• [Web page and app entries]
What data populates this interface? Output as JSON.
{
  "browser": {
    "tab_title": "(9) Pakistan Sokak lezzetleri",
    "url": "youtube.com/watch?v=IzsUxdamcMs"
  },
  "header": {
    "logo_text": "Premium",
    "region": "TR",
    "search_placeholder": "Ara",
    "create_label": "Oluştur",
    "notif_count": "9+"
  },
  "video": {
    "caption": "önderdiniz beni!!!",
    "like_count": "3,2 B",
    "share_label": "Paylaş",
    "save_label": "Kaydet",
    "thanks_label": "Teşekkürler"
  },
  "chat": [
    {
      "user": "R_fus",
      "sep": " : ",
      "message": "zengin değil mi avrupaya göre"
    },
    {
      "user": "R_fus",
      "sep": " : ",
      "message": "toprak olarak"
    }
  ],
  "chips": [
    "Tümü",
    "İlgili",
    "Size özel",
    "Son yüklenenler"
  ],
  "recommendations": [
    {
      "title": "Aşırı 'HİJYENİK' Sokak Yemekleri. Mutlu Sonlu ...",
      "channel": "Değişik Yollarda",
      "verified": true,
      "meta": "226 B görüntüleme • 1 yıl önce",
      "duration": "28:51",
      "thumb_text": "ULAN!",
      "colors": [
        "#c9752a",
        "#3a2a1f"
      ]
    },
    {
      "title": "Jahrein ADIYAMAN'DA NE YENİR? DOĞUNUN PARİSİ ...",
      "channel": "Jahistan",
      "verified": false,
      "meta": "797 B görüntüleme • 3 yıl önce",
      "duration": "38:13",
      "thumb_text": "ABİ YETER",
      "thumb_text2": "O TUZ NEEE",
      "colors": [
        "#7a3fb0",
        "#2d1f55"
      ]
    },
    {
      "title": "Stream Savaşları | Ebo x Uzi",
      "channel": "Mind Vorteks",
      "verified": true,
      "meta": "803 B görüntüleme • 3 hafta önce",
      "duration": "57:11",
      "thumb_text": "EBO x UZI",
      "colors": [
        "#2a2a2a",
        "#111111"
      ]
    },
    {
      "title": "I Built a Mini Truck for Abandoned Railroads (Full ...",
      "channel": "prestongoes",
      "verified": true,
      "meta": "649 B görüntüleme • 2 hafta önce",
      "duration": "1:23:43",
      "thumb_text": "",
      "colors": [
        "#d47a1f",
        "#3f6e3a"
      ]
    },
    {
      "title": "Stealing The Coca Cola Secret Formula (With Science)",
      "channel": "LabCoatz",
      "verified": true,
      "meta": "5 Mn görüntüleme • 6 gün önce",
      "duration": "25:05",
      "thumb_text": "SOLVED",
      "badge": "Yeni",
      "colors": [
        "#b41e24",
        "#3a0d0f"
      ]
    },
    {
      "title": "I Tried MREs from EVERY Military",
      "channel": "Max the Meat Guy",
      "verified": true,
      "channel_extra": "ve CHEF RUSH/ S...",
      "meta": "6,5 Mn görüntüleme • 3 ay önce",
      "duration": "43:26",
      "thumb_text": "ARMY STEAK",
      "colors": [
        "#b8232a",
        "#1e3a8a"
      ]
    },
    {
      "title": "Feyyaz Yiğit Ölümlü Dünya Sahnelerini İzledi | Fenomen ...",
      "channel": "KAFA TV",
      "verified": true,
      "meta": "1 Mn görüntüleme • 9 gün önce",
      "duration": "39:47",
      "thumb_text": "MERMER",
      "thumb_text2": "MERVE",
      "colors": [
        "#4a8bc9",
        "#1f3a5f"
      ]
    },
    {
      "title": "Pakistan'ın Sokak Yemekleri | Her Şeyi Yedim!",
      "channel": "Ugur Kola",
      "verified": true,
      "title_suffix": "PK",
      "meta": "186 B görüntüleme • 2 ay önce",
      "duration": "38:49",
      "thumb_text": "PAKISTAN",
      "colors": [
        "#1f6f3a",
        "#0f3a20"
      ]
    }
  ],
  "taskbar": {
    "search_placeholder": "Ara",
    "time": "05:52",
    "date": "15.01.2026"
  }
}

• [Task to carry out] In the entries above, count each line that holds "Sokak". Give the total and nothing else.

• [Response to this exercise] 3